From The Life And Times of Aodh O’Neill by John Mitchel. The letter has been rendered by the transcriber from archaic to modern English.

Those chiefs who still held back from the national confederacy, and could not be moved by persuasion, he treated as enemies, wasting their lands and pursuing them with fire and sword, – that so they might be brought to a better mind. One of the most powerful of these refractory lords was the Viscount Barry. O’Neill therefore let loose a body of troops upon his country, took some prisoners, and drove away a spoil of three thousand cows and four thousand horses; – and then, having given him so intelligible a warning, reasoned with him earnestly by letter: –

MY LORD BARRY. Your impiety to God, cruelty to your soul and body, tyranny and ingratitude both to your followers and country are inexcusable and intolerable. You separated yourself from the unity of Christ’s mystical body, the Catholic Church. You know the sword of extirpation hangeth over your head as well as ours, if things fall out other ways than well: you are the cause why all the nobility of the South (from the east part unto the west), you being linked unto each of them, either in affinity or consanguinity, are not linked together to shake off the cruel yoke of heresy and tyranny, with which our souls and bodies are oppressed.
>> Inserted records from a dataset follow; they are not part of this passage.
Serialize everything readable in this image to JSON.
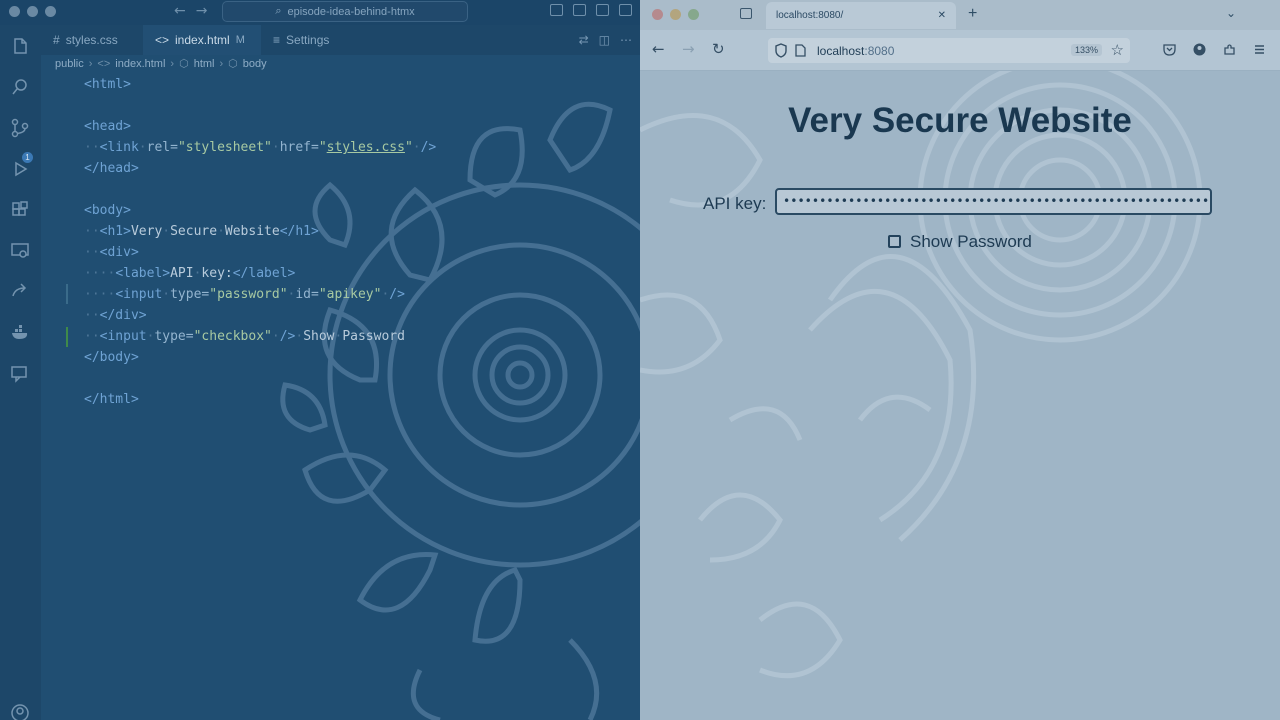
{
  "editor": {
    "search_text": "episode-idea-behind-htmx",
    "tabs": [
      {
        "label": "styles.css",
        "icon": "#",
        "modified": ""
      },
      {
        "label": "index.html",
        "icon": "<>",
        "modified": "M"
      },
      {
        "label": "Settings",
        "icon": "≡",
        "modified": ""
      }
    ],
    "breadcrumb": [
      "public",
      "index.html",
      "html",
      "body"
    ],
    "scm_badge": "1"
  },
  "browser": {
    "tab_title": "localhost:8080/",
    "url_host": "localhost",
    "url_port": ":8080",
    "zoom": "133%"
  },
  "page": {
    "heading": "Very Secure Website",
    "api_label": "API key:",
    "password_mask": "••••••••••••••••••••••••••••••••••••••••••••••••••••••••••••",
    "checkbox_label": "Show Password"
  },
  "colors": {
    "editor_bg": "#204e72",
    "browser_bg": "#9fb5c6",
    "heading": "#1a3850"
  }
}
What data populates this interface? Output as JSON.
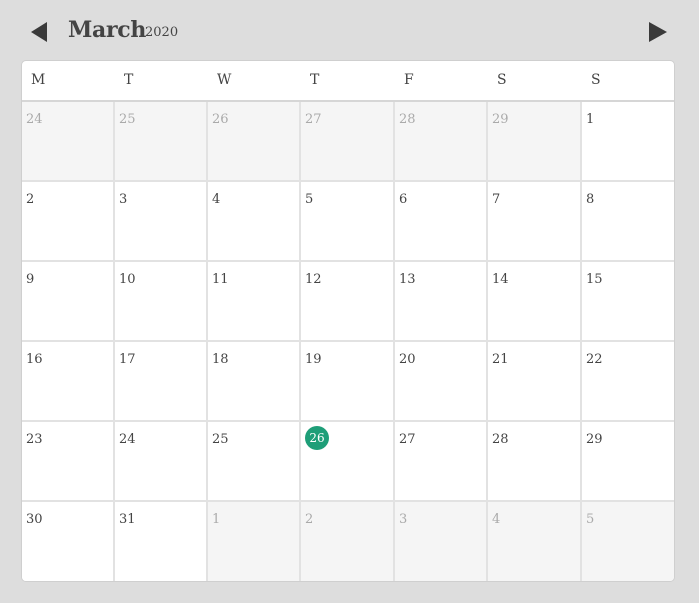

All those aforesaid, depending of your resolution, and relying to your judgment in this common cause of our religion and country; you might forsooth with their help, (and the rest that are combined in this holy action,) not only defend yourself from the incursion and invasion of the English, but also (by God’s assistance, who miraculously and above all expectation gave good success to the cause principally undertaken for his glory, exaltation of religion, next for the restoration of the ruins and preservation of the country,) expel them and deliver [them and] us from the most miserable and cruel exaction and subjection, enjoy your religion, safety of wife and children, life, lands, and goods, which all are in hazard through your folly. – Enter, I beseech you, into the closet of your conscience, and like a wise man weigh seriously the end of your actions, and take advice of those that can instruct you and inform you better than your own private judgment can lead you unto. Consider and read with attention and settled mind this discourse I send you; that it may please God to set open your eyes and grant you a better mind. From the camp this instant, Tuesday, the sixth of March, according to the new computation. I pray you to send me the papers I sent you as soon as your honour shall read the same.